What to do:
If a line below contains the word "hours", count it. Please give the total and nothing else.

Data shown:
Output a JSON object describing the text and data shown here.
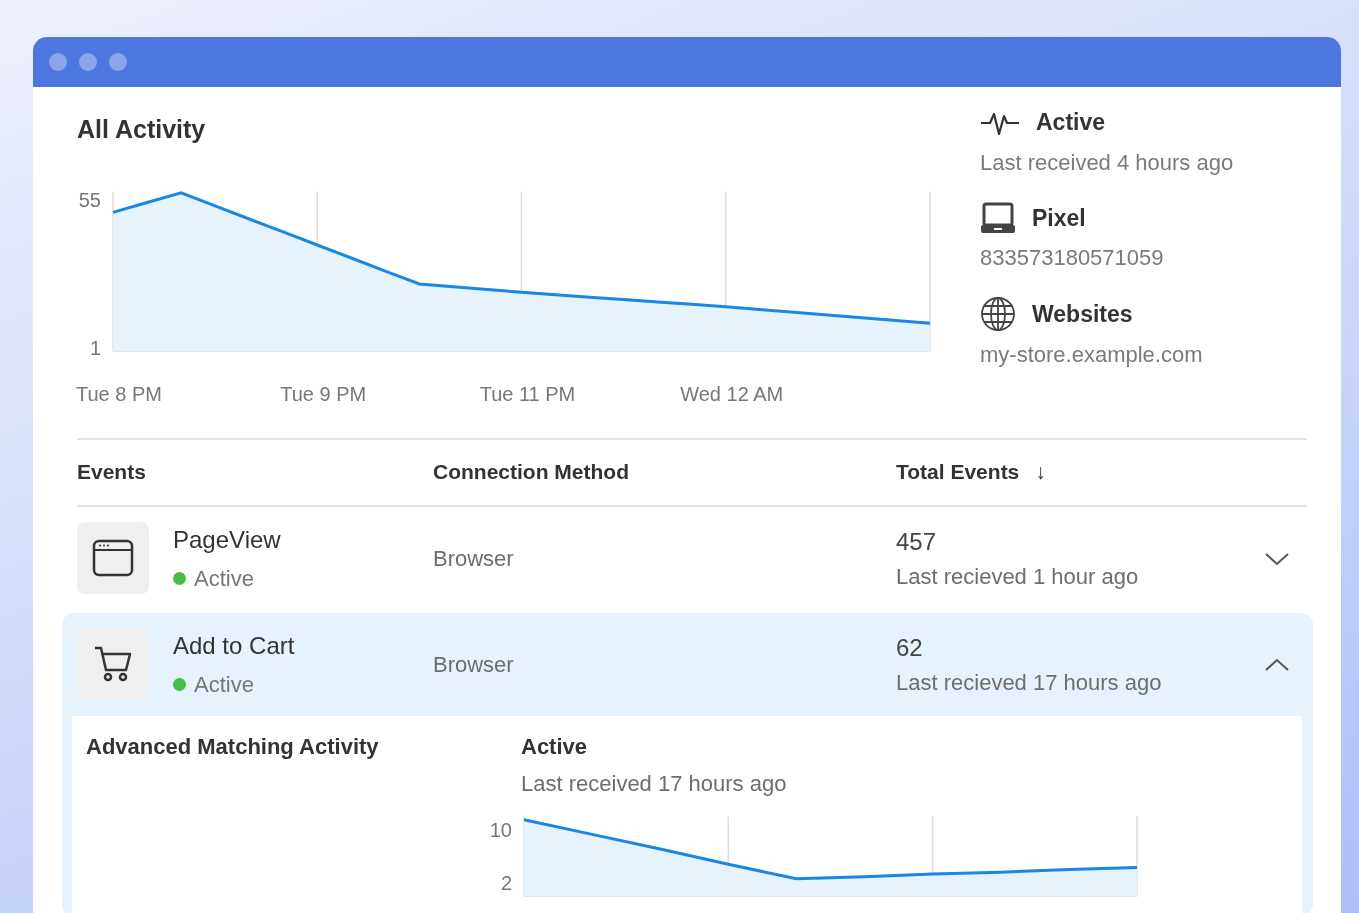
{
  "activity": {
    "title": "All Activity",
    "chart_data": {
      "type": "area",
      "categories": [
        "Tue 8 PM",
        null,
        null,
        null,
        null,
        null,
        "Tue 9 PM",
        null,
        null,
        null,
        null,
        null,
        "Tue 11 PM",
        null,
        null,
        null,
        null,
        null,
        "Wed 12 AM",
        null,
        null,
        null,
        null,
        null,
        null
      ],
      "series": [
        {
          "color": "#1a87e5",
          "values": [
            50.5,
            54.1,
            57.6,
            52.9,
            48.1,
            43.4,
            38.6,
            33.9,
            29.1,
            24.4,
            23.4,
            22.4,
            21.4,
            20.5,
            19.6,
            18.8,
            17.9,
            17.0,
            16.1,
            15.1,
            14.1,
            13.1,
            12.1,
            11.1,
            10.1
          ]
        }
      ],
      "ylim": [
        0,
        58
      ],
      "yticks": [
        55,
        1
      ],
      "grid": true
    }
  },
  "summary": [
    {
      "kind": "pulse",
      "title": "Active",
      "detail": "Last received 4 hours ago"
    },
    {
      "kind": "laptop",
      "title": "Pixel",
      "detail": "833573180571059"
    },
    {
      "kind": "globe",
      "title": "Websites",
      "detail": "my-store.example.com"
    }
  ],
  "table": {
    "columns": [
      {
        "label": "Events"
      },
      {
        "label": "Connection Method"
      },
      {
        "label": "Total Events",
        "sort_icon": "↓"
      }
    ],
    "rows": [
      {
        "kind": "browser",
        "name": "PageView",
        "active": true,
        "status": "Active",
        "method": "Browser",
        "total": "457",
        "last": "Last recieved 1 hour ago",
        "expanded": false
      },
      {
        "kind": "cart",
        "name": "Add to Cart",
        "active": true,
        "status": "Active",
        "method": "Browser",
        "total": "62",
        "last": "Last recieved 17 hours ago",
        "expanded": true,
        "detail": {
          "title": "Advanced Matching Activity",
          "status": "Active",
          "last": "Last received 17 hours ago",
          "chart_data": {
            "type": "area",
            "categories": [
              null,
              null,
              null,
              null,
              null,
              null,
              null,
              null,
              null,
              null
            ],
            "series": [
              {
                "color": "#1a87e5",
                "values": [
                  11.5,
                  9.3,
                  7.1,
                  4.8,
                  2.6,
                  2.9,
                  3.3,
                  3.6,
                  4.0,
                  4.3
                ]
              }
            ],
            "ylim": [
              0,
              12
            ],
            "yticks": [
              10,
              2
            ],
            "grid": true
          }
        }
      }
    ]
  }
}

Exercise answer:
3